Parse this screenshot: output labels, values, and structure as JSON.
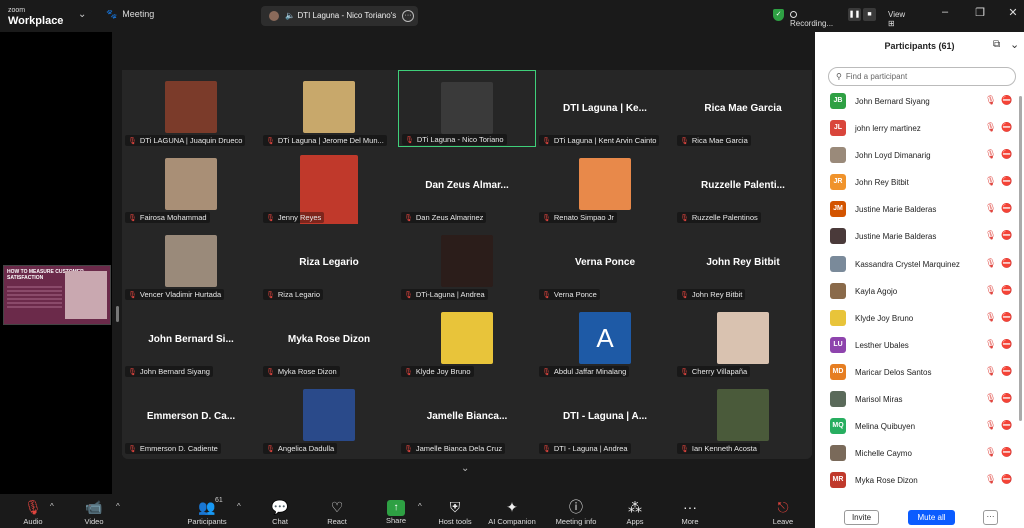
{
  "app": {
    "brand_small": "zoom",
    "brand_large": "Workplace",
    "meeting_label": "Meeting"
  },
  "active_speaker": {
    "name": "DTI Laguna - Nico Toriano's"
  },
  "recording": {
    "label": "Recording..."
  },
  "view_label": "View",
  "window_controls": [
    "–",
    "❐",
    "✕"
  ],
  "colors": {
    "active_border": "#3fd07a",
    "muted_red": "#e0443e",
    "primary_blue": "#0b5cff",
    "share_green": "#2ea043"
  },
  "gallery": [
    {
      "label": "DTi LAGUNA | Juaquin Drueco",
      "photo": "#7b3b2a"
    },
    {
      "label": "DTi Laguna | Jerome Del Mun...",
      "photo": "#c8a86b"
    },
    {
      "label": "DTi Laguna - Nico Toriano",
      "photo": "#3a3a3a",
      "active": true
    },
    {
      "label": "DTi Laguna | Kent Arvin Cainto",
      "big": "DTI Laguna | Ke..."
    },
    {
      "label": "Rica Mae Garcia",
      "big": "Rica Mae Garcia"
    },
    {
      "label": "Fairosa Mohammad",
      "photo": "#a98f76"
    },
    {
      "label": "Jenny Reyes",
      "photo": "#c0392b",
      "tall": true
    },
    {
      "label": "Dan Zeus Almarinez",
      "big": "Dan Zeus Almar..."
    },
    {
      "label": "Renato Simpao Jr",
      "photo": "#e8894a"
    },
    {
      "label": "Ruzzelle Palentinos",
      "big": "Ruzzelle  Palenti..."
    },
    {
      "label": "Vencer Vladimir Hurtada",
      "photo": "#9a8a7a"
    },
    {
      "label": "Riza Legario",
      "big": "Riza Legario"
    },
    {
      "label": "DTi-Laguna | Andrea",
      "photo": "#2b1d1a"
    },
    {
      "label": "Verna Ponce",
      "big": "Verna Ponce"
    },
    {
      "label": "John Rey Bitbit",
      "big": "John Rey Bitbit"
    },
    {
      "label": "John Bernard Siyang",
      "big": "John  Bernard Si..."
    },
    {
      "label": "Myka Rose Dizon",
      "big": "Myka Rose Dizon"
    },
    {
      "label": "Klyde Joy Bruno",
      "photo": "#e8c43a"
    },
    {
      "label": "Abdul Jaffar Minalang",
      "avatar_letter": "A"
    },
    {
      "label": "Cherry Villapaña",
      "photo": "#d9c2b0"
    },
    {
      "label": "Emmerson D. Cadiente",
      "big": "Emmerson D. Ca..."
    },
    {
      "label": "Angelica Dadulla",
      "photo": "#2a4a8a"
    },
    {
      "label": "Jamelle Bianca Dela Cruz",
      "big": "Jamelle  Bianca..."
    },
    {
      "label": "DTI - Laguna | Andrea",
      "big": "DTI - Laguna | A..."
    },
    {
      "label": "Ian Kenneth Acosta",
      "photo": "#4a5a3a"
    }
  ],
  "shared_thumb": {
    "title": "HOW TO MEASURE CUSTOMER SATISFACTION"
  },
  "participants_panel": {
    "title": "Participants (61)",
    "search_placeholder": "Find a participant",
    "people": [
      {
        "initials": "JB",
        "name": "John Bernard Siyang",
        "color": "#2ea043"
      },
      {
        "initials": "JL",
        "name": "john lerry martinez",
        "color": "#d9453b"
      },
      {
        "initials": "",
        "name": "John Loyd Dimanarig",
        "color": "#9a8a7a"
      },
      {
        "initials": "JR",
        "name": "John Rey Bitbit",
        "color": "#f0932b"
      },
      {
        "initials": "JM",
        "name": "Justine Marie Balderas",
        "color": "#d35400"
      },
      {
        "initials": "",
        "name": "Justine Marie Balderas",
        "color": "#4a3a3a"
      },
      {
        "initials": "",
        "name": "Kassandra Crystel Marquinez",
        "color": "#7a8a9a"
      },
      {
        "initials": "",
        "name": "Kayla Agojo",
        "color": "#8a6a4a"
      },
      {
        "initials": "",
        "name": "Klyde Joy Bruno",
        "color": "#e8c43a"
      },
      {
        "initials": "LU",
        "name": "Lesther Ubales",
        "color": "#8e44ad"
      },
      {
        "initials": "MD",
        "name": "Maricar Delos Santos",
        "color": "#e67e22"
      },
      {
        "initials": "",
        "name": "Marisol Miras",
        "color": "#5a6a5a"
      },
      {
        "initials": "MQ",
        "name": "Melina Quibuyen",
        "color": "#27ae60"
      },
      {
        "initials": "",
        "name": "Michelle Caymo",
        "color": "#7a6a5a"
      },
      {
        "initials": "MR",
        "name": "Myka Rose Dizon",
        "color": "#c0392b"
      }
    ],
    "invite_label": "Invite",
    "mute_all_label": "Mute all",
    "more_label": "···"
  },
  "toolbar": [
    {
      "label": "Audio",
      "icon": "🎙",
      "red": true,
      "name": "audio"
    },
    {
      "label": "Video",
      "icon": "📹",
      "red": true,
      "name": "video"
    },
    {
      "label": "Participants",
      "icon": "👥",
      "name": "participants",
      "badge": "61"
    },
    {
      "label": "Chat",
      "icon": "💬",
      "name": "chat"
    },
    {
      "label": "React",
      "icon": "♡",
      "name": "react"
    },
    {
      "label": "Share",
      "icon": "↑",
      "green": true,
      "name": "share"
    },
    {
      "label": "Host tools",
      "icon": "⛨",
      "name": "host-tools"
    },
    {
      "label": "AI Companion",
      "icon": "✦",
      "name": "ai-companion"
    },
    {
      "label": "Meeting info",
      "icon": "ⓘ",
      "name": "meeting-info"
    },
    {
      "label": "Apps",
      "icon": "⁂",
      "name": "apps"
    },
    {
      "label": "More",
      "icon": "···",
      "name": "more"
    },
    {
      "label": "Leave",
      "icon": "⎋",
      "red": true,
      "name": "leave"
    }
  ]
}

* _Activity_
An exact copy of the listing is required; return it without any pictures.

* _Exercise result_
Parse this screenshot: output labels, values, and structure as JSON.
{
  "app": {
    "brand_small": "zoom",
    "brand_large": "Workplace",
    "meeting_label": "Meeting"
  },
  "active_speaker": {
    "name": "DTI Laguna - Nico Toriano's"
  },
  "recording": {
    "label": "Recording..."
  },
  "view_label": "View",
  "window_controls": [
    "–",
    "❐",
    "✕"
  ],
  "colors": {
    "active_border": "#3fd07a",
    "muted_red": "#e0443e",
    "primary_blue": "#0b5cff",
    "share_green": "#2ea043"
  },
  "gallery": [
    {
      "label": "DTi LAGUNA | Juaquin Drueco",
      "photo": "#7b3b2a"
    },
    {
      "label": "DTi Laguna | Jerome Del Mun...",
      "photo": "#c8a86b"
    },
    {
      "label": "DTi Laguna - Nico Toriano",
      "photo": "#3a3a3a",
      "active": true
    },
    {
      "label": "DTi Laguna | Kent Arvin Cainto",
      "big": "DTI Laguna | Ke..."
    },
    {
      "label": "Rica Mae Garcia",
      "big": "Rica Mae Garcia"
    },
    {
      "label": "Fairosa Mohammad",
      "photo": "#a98f76"
    },
    {
      "label": "Jenny Reyes",
      "photo": "#c0392b",
      "tall": true
    },
    {
      "label": "Dan Zeus Almarinez",
      "big": "Dan Zeus Almar..."
    },
    {
      "label": "Renato Simpao Jr",
      "photo": "#e8894a"
    },
    {
      "label": "Ruzzelle Palentinos",
      "big": "Ruzzelle  Palenti..."
    },
    {
      "label": "Vencer Vladimir Hurtada",
      "photo": "#9a8a7a"
    },
    {
      "label": "Riza Legario",
      "big": "Riza Legario"
    },
    {
      "label": "DTi-Laguna | Andrea",
      "photo": "#2b1d1a"
    },
    {
      "label": "Verna Ponce",
      "big": "Verna Ponce"
    },
    {
      "label": "John Rey Bitbit",
      "big": "John Rey Bitbit"
    },
    {
      "label": "John Bernard Siyang",
      "big": "John  Bernard Si..."
    },
    {
      "label": "Myka Rose Dizon",
      "big": "Myka Rose Dizon"
    },
    {
      "label": "Klyde Joy Bruno",
      "photo": "#e8c43a"
    },
    {
      "label": "Abdul Jaffar Minalang",
      "avatar_letter": "A"
    },
    {
      "label": "Cherry Villapaña",
      "photo": "#d9c2b0"
    },
    {
      "label": "Emmerson D. Cadiente",
      "big": "Emmerson D. Ca..."
    },
    {
      "label": "Angelica Dadulla",
      "photo": "#2a4a8a"
    },
    {
      "label": "Jamelle Bianca Dela Cruz",
      "big": "Jamelle  Bianca..."
    },
    {
      "label": "DTI - Laguna | Andrea",
      "big": "DTI - Laguna | A..."
    },
    {
      "label": "Ian Kenneth Acosta",
      "photo": "#4a5a3a"
    }
  ],
  "shared_thumb": {
    "title": "HOW TO MEASURE CUSTOMER SATISFACTION"
  },
  "participants_panel": {
    "title": "Participants (61)",
    "search_placeholder": "Find a participant",
    "people": [
      {
        "initials": "JB",
        "name": "John Bernard Siyang",
        "color": "#2ea043"
      },
      {
        "initials": "JL",
        "name": "john lerry martinez",
        "color": "#d9453b"
      },
      {
        "initials": "",
        "name": "John Loyd Dimanarig",
        "color": "#9a8a7a"
      },
      {
        "initials": "JR",
        "name": "John Rey Bitbit",
        "color": "#f0932b"
      },
      {
        "initials": "JM",
        "name": "Justine Marie Balderas",
        "color": "#d35400"
      },
      {
        "initials": "",
        "name": "Justine Marie Balderas",
        "color": "#4a3a3a"
      },
      {
        "initials": "",
        "name": "Kassandra Crystel Marquinez",
        "color": "#7a8a9a"
      },
      {
        "initials": "",
        "name": "Kayla Agojo",
        "color": "#8a6a4a"
      },
      {
        "initials": "",
        "name": "Klyde Joy Bruno",
        "color": "#e8c43a"
      },
      {
        "initials": "LU",
        "name": "Lesther Ubales",
        "color": "#8e44ad"
      },
      {
        "initials": "MD",
        "name": "Maricar Delos Santos",
        "color": "#e67e22"
      },
      {
        "initials": "",
        "name": "Marisol Miras",
        "color": "#5a6a5a"
      },
      {
        "initials": "MQ",
        "name": "Melina Quibuyen",
        "color": "#27ae60"
      },
      {
        "initials": "",
        "name": "Michelle Caymo",
        "color": "#7a6a5a"
      },
      {
        "initials": "MR",
        "name": "Myka Rose Dizon",
        "color": "#c0392b"
      }
    ],
    "invite_label": "Invite",
    "mute_all_label": "Mute all",
    "more_label": "···"
  },
  "toolbar": [
    {
      "label": "Audio",
      "icon": "🎙",
      "red": true,
      "name": "audio"
    },
    {
      "label": "Video",
      "icon": "📹",
      "red": true,
      "name": "video"
    },
    {
      "label": "Participants",
      "icon": "👥",
      "name": "participants",
      "badge": "61"
    },
    {
      "label": "Chat",
      "icon": "💬",
      "name": "chat"
    },
    {
      "label": "React",
      "icon": "♡",
      "name": "react"
    },
    {
      "label": "Share",
      "icon": "↑",
      "green": true,
      "name": "share"
    },
    {
      "label": "Host tools",
      "icon": "⛨",
      "name": "host-tools"
    },
    {
      "label": "AI Companion",
      "icon": "✦",
      "name": "ai-companion"
    },
    {
      "label": "Meeting info",
      "icon": "ⓘ",
      "name": "meeting-info"
    },
    {
      "label": "Apps",
      "icon": "⁂",
      "name": "apps"
    },
    {
      "label": "More",
      "icon": "···",
      "name": "more"
    },
    {
      "label": "Leave",
      "icon": "⎋",
      "red": true,
      "name": "leave"
    }
  ]
}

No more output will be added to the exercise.